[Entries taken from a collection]

"""

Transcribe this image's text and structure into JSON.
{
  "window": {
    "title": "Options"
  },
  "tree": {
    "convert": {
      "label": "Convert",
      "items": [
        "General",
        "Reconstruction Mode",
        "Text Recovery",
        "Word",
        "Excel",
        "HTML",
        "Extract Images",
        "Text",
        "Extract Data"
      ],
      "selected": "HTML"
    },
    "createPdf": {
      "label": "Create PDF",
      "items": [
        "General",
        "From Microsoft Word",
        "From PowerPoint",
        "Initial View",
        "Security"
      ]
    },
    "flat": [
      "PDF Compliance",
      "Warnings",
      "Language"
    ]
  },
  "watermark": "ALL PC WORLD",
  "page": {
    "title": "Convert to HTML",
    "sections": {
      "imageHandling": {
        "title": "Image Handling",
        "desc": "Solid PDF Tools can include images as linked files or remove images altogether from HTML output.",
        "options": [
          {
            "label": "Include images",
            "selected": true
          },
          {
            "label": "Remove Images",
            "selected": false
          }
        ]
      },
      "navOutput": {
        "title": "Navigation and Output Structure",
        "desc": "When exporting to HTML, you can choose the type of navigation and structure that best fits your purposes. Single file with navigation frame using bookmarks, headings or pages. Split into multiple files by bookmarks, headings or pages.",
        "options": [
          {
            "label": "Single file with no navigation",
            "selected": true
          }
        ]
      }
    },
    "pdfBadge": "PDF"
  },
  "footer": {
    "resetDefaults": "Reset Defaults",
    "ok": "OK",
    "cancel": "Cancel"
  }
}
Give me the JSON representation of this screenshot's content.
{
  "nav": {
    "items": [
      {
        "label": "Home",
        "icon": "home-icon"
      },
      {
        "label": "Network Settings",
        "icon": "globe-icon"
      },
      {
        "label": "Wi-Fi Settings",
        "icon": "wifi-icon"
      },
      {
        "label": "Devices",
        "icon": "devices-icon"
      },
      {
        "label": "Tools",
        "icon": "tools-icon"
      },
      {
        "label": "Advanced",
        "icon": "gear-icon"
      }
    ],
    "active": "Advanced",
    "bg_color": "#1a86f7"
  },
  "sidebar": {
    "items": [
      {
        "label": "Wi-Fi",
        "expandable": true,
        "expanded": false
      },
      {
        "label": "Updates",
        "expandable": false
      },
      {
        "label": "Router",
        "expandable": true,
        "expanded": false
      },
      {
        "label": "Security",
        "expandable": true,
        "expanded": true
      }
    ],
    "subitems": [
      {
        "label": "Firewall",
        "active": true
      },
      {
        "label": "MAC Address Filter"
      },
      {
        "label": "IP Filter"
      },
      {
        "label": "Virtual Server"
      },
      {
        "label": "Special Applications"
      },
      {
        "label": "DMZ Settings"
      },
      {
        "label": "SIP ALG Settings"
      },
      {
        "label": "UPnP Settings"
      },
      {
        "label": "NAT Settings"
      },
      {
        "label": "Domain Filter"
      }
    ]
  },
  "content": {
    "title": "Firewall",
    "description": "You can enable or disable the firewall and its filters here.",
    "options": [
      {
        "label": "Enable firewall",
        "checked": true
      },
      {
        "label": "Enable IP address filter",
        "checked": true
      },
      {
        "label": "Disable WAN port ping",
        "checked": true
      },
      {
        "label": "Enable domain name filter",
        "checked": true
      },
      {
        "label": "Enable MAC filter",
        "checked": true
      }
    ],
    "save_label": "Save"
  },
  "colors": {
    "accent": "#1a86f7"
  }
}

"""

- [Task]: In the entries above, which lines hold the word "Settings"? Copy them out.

- [Expected answer]:
        "label": "Network Settings",
        "label": "Wi-Fi Settings",
        "label": "DMZ Settings"
        "label": "SIP ALG Settings"
        "label": "UPnP Settings"
        "label": "NAT Settings"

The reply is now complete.